[Activity] Return every record below exactly as given, images excluded.

Source data
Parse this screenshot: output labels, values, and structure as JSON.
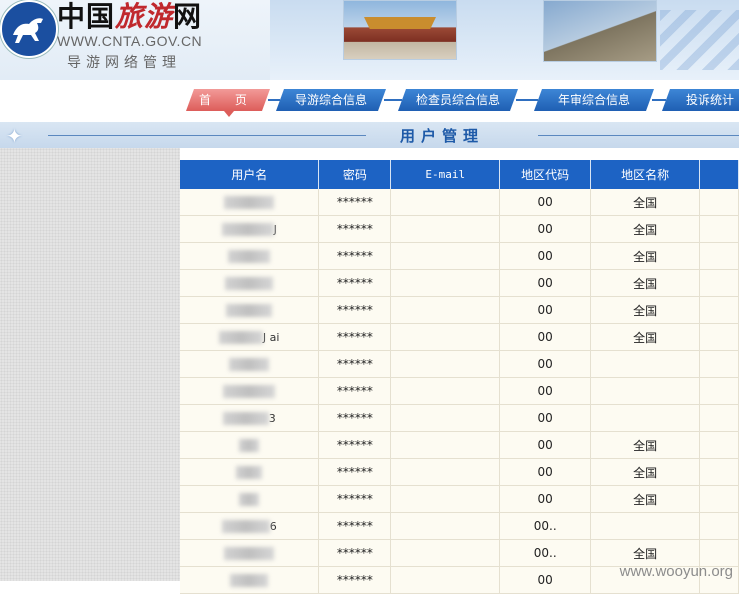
{
  "header": {
    "site_name_prefix": "中国",
    "site_name_accent": "旅游",
    "site_name_suffix": "网",
    "site_url": "WWW.CNTA.GOV.CN",
    "subtitle": "导游网络管理"
  },
  "nav": {
    "tabs": [
      {
        "label": "首 页",
        "active": true
      },
      {
        "label": "导游综合信息",
        "active": false
      },
      {
        "label": "检查员综合信息",
        "active": false
      },
      {
        "label": "年审综合信息",
        "active": false
      },
      {
        "label": "投诉统计",
        "active": false
      }
    ]
  },
  "page": {
    "title": "用户管理"
  },
  "table": {
    "headers": [
      "用户名",
      "密码",
      "E-mail",
      "地区代码",
      "地区名称"
    ],
    "rows": [
      {
        "username": "",
        "password": "******",
        "email": "",
        "code": "00",
        "region": "全国"
      },
      {
        "username": "J",
        "password": "******",
        "email": "",
        "code": "00",
        "region": "全国"
      },
      {
        "username": "",
        "password": "******",
        "email": "",
        "code": "00",
        "region": "全国"
      },
      {
        "username": "",
        "password": "******",
        "email": "",
        "code": "00",
        "region": "全国"
      },
      {
        "username": "",
        "password": "******",
        "email": "",
        "code": "00",
        "region": "全国"
      },
      {
        "username": "J    ai",
        "password": "******",
        "email": "",
        "code": "00",
        "region": "全国"
      },
      {
        "username": "",
        "password": "******",
        "email": "",
        "code": "00",
        "region": ""
      },
      {
        "username": "",
        "password": "******",
        "email": "",
        "code": "00",
        "region": ""
      },
      {
        "username": "3",
        "password": "******",
        "email": "",
        "code": "00",
        "region": ""
      },
      {
        "username": "",
        "password": "******",
        "email": "",
        "code": "00",
        "region": "全国"
      },
      {
        "username": "",
        "password": "******",
        "email": "",
        "code": "00",
        "region": "全国"
      },
      {
        "username": "",
        "password": "******",
        "email": "",
        "code": "00",
        "region": "全国"
      },
      {
        "username": "6",
        "password": "******",
        "email": "",
        "code": "00..",
        "region": ""
      },
      {
        "username": "",
        "password": "******",
        "email": "",
        "code": "00..",
        "region": "全国"
      },
      {
        "username": "",
        "password": "******",
        "email": "",
        "code": "00",
        "region": ""
      }
    ]
  },
  "watermark": "www.wooyun.org",
  "colors": {
    "header_blue": "#1d63c4",
    "tab_active": "#dd5d5a",
    "row_bg": "#fdfbf2",
    "title_text": "#1e5aa8"
  }
}
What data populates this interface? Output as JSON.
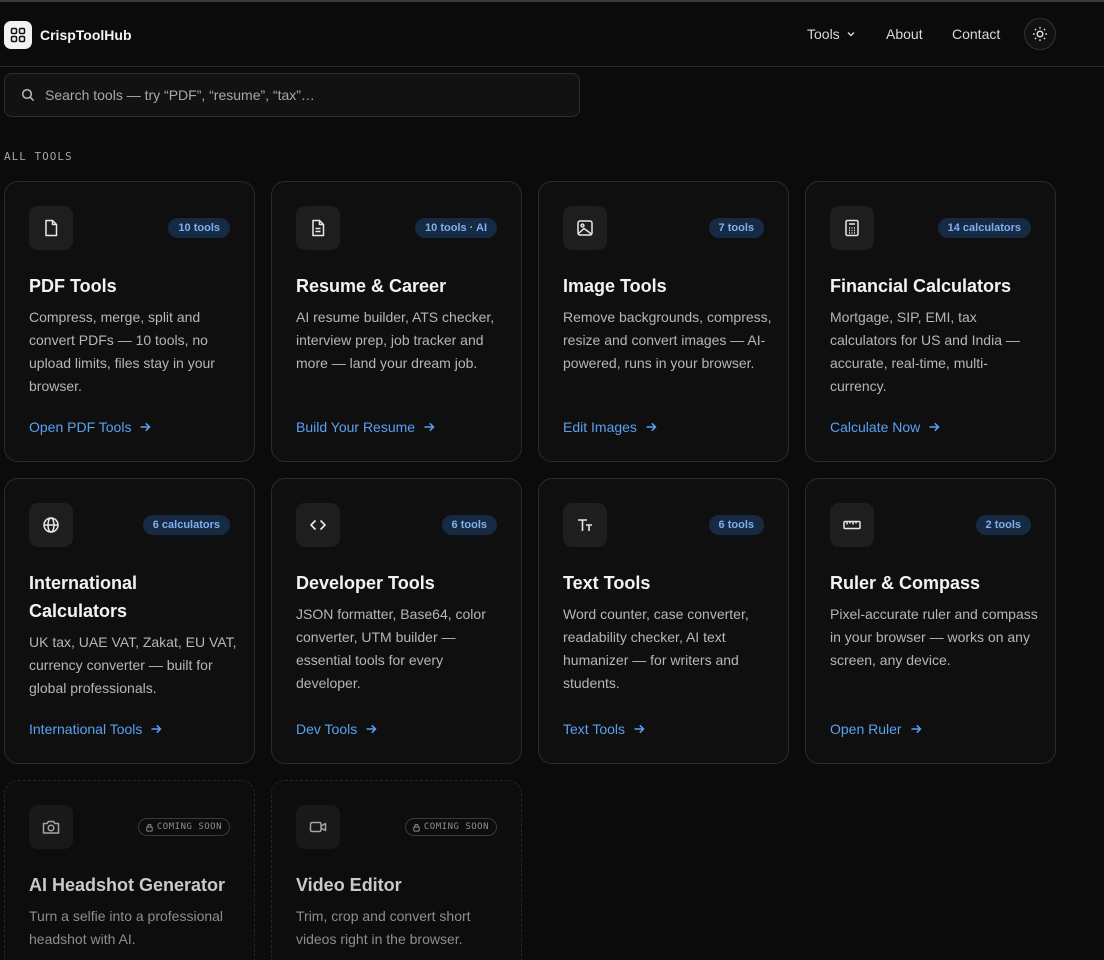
{
  "brand": {
    "name": "CrispToolHub"
  },
  "nav": {
    "tools": "Tools",
    "about": "About",
    "contact": "Contact"
  },
  "search": {
    "placeholder": "Search tools — try “PDF”, “resume”, “tax”…"
  },
  "section_label": "ALL TOOLS",
  "cards": [
    {
      "title": "PDF Tools",
      "badge": "10 tools",
      "icon": "file-icon",
      "desc": "Compress, merge, split and convert PDFs — 10 tools, no upload limits, files stay in your browser.",
      "link": "Open PDF Tools"
    },
    {
      "title": "Resume & Career",
      "badge": "10 tools · AI",
      "icon": "document-icon",
      "desc": "AI resume builder, ATS checker, interview prep, job tracker and more — land your dream job.",
      "link": "Build Your Resume"
    },
    {
      "title": "Image Tools",
      "badge": "7 tools",
      "icon": "image-icon",
      "desc": "Remove backgrounds, compress, resize and convert images — AI-powered, runs in your browser.",
      "link": "Edit Images"
    },
    {
      "title": "Financial Calculators",
      "badge": "14 calculators",
      "icon": "calculator-icon",
      "desc": "Mortgage, SIP, EMI, tax calculators for US and India — accurate, real-time, multi-currency.",
      "link": "Calculate Now"
    },
    {
      "title": "International Calculators",
      "badge": "6 calculators",
      "icon": "globe-icon",
      "desc": "UK tax, UAE VAT, Zakat, EU VAT, currency converter — built for global professionals.",
      "link": "International Tools"
    },
    {
      "title": "Developer Tools",
      "badge": "6 tools",
      "icon": "code-icon",
      "desc": "JSON formatter, Base64, color converter, UTM builder — essential tools for every developer.",
      "link": "Dev Tools"
    },
    {
      "title": "Text Tools",
      "badge": "6 tools",
      "icon": "text-icon",
      "desc": "Word counter, case converter, readability checker, AI text humanizer — for writers and students.",
      "link": "Text Tools"
    },
    {
      "title": "Ruler & Compass",
      "badge": "2 tools",
      "icon": "ruler-icon",
      "desc": "Pixel-accurate ruler and compass in your browser — works on any screen, any device.",
      "link": "Open Ruler"
    },
    {
      "title": "AI Headshot Generator",
      "badge": "COMING SOON",
      "icon": "camera-icon",
      "desc": "Turn a selfie into a professional headshot with AI."
    },
    {
      "title": "Video Editor",
      "badge": "COMING SOON",
      "icon": "video-icon",
      "desc": "Trim, crop and convert short videos right in the browser."
    }
  ]
}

[Answer section]
Parse this screenshot: output labels, values, and structure as JSON.
{
  "header": {
    "site_name_prefix": "中国",
    "site_name_accent": "旅游",
    "site_name_suffix": "网",
    "site_url": "WWW.CNTA.GOV.CN",
    "subtitle": "导游网络管理"
  },
  "nav": {
    "tabs": [
      {
        "label": "首 页",
        "active": true
      },
      {
        "label": "导游综合信息",
        "active": false
      },
      {
        "label": "检查员综合信息",
        "active": false
      },
      {
        "label": "年审综合信息",
        "active": false
      },
      {
        "label": "投诉统计",
        "active": false
      }
    ]
  },
  "page": {
    "title": "用户管理"
  },
  "table": {
    "headers": [
      "用户名",
      "密码",
      "E-mail",
      "地区代码",
      "地区名称"
    ],
    "rows": [
      {
        "username": "",
        "password": "******",
        "email": "",
        "code": "00",
        "region": "全国"
      },
      {
        "username": "J",
        "password": "******",
        "email": "",
        "code": "00",
        "region": "全国"
      },
      {
        "username": "",
        "password": "******",
        "email": "",
        "code": "00",
        "region": "全国"
      },
      {
        "username": "",
        "password": "******",
        "email": "",
        "code": "00",
        "region": "全国"
      },
      {
        "username": "",
        "password": "******",
        "email": "",
        "code": "00",
        "region": "全国"
      },
      {
        "username": "J    ai",
        "password": "******",
        "email": "",
        "code": "00",
        "region": "全国"
      },
      {
        "username": "",
        "password": "******",
        "email": "",
        "code": "00",
        "region": ""
      },
      {
        "username": "",
        "password": "******",
        "email": "",
        "code": "00",
        "region": ""
      },
      {
        "username": "3",
        "password": "******",
        "email": "",
        "code": "00",
        "region": ""
      },
      {
        "username": "",
        "password": "******",
        "email": "",
        "code": "00",
        "region": "全国"
      },
      {
        "username": "",
        "password": "******",
        "email": "",
        "code": "00",
        "region": "全国"
      },
      {
        "username": "",
        "password": "******",
        "email": "",
        "code": "00",
        "region": "全国"
      },
      {
        "username": "6",
        "password": "******",
        "email": "",
        "code": "00..",
        "region": ""
      },
      {
        "username": "",
        "password": "******",
        "email": "",
        "code": "00..",
        "region": "全国"
      },
      {
        "username": "",
        "password": "******",
        "email": "",
        "code": "00",
        "region": ""
      }
    ]
  },
  "watermark": "www.wooyun.org",
  "colors": {
    "header_blue": "#1d63c4",
    "tab_active": "#dd5d5a",
    "row_bg": "#fdfbf2",
    "title_text": "#1e5aa8"
  }
}
What data populates this interface? Output as JSON.
{
  "brand": {
    "name": "CrispToolHub"
  },
  "nav": {
    "tools": "Tools",
    "about": "About",
    "contact": "Contact"
  },
  "search": {
    "placeholder": "Search tools — try “PDF”, “resume”, “tax”…"
  },
  "section_label": "ALL TOOLS",
  "cards": [
    {
      "title": "PDF Tools",
      "badge": "10 tools",
      "icon": "file-icon",
      "desc": "Compress, merge, split and convert PDFs — 10 tools, no upload limits, files stay in your browser.",
      "link": "Open PDF Tools"
    },
    {
      "title": "Resume & Career",
      "badge": "10 tools · AI",
      "icon": "document-icon",
      "desc": "AI resume builder, ATS checker, interview prep, job tracker and more — land your dream job.",
      "link": "Build Your Resume"
    },
    {
      "title": "Image Tools",
      "badge": "7 tools",
      "icon": "image-icon",
      "desc": "Remove backgrounds, compress, resize and convert images — AI-powered, runs in your browser.",
      "link": "Edit Images"
    },
    {
      "title": "Financial Calculators",
      "badge": "14 calculators",
      "icon": "calculator-icon",
      "desc": "Mortgage, SIP, EMI, tax calculators for US and India — accurate, real-time, multi-currency.",
      "link": "Calculate Now"
    },
    {
      "title": "International Calculators",
      "badge": "6 calculators",
      "icon": "globe-icon",
      "desc": "UK tax, UAE VAT, Zakat, EU VAT, currency converter — built for global professionals.",
      "link": "International Tools"
    },
    {
      "title": "Developer Tools",
      "badge": "6 tools",
      "icon": "code-icon",
      "desc": "JSON formatter, Base64, color converter, UTM builder — essential tools for every developer.",
      "link": "Dev Tools"
    },
    {
      "title": "Text Tools",
      "badge": "6 tools",
      "icon": "text-icon",
      "desc": "Word counter, case converter, readability checker, AI text humanizer — for writers and students.",
      "link": "Text Tools"
    },
    {
      "title": "Ruler & Compass",
      "badge": "2 tools",
      "icon": "ruler-icon",
      "desc": "Pixel-accurate ruler and compass in your browser — works on any screen, any device.",
      "link": "Open Ruler"
    },
    {
      "title": "AI Headshot Generator",
      "badge": "COMING SOON",
      "icon": "camera-icon",
      "desc": "Turn a selfie into a professional headshot with AI."
    },
    {
      "title": "Video Editor",
      "badge": "COMING SOON",
      "icon": "video-icon",
      "desc": "Trim, crop and convert short videos right in the browser."
    }
  ]
}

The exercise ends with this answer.